Over the last few months our work has focused specifically on human dignity. But dignity is always near the heart of our work, no matter the time or topic. Philosophically speaking, dignity is a core aspect of the Buddhist humanism that undergirds all our endeavors and inquiries. In his opening lecture at the 2009 Ikeda Forum, Dr. Steven Rockefeller identified dignity as one of the values that unites the humanistic philosophies of Center founder Daisaku Ikeda and American philosopher John Dewey:
"There is agreement between Dewey and Ikeda on the general meaning of the term humanism as they use it. First of all, their humanism is founded on a deep respect for the dignity and equal worth of each and every woman and man, girl and boy. Second, in their view a humanist is someone who is first and foremost concerned with the problems of people and with human development both individual and social.

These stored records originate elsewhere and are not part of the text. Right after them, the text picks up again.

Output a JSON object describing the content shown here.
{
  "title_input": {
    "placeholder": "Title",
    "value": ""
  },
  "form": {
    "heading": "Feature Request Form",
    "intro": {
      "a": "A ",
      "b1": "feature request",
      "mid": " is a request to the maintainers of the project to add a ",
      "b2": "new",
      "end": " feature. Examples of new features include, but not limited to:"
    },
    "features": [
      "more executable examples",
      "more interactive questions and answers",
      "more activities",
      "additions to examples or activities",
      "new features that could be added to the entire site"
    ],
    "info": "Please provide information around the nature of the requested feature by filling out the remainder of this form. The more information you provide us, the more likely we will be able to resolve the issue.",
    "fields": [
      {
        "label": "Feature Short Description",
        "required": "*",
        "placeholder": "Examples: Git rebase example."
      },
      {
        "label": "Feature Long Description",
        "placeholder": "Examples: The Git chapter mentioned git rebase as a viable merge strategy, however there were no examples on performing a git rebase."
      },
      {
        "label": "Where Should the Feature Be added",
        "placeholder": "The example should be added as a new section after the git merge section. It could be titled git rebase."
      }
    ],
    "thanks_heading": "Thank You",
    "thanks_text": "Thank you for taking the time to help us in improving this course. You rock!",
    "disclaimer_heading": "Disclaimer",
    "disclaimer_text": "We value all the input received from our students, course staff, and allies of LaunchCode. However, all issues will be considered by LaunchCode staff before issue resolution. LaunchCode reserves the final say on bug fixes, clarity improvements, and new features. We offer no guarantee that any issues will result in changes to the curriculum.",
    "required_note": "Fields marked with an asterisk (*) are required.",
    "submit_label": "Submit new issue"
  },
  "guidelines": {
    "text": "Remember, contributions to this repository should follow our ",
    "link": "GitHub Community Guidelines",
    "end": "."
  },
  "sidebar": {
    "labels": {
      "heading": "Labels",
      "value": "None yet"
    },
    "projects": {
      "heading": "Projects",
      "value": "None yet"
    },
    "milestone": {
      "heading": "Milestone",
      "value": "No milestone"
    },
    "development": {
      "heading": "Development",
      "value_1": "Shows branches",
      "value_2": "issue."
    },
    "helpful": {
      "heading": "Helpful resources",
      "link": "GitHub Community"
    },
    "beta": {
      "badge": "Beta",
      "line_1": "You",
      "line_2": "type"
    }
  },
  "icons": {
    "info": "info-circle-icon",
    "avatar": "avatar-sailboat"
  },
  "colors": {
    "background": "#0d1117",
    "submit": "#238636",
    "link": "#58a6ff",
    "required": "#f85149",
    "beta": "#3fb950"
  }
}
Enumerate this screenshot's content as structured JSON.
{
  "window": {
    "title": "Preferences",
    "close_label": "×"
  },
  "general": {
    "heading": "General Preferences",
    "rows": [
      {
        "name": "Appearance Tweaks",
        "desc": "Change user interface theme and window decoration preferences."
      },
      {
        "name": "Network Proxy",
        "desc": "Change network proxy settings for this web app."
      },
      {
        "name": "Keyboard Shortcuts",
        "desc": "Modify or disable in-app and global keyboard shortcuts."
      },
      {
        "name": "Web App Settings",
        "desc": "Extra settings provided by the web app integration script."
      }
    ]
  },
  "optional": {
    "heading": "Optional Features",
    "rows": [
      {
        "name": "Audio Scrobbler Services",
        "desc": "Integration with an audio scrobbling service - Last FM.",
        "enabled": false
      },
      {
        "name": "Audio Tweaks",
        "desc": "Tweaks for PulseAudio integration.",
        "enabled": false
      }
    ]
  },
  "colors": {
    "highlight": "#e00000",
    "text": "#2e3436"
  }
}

Third, their brand of humanism involves a basic faith in the possibilities of human nature and the capacity of human beings to deal with the challenges of life."
[Posted by M. Bogen, 3-13-15]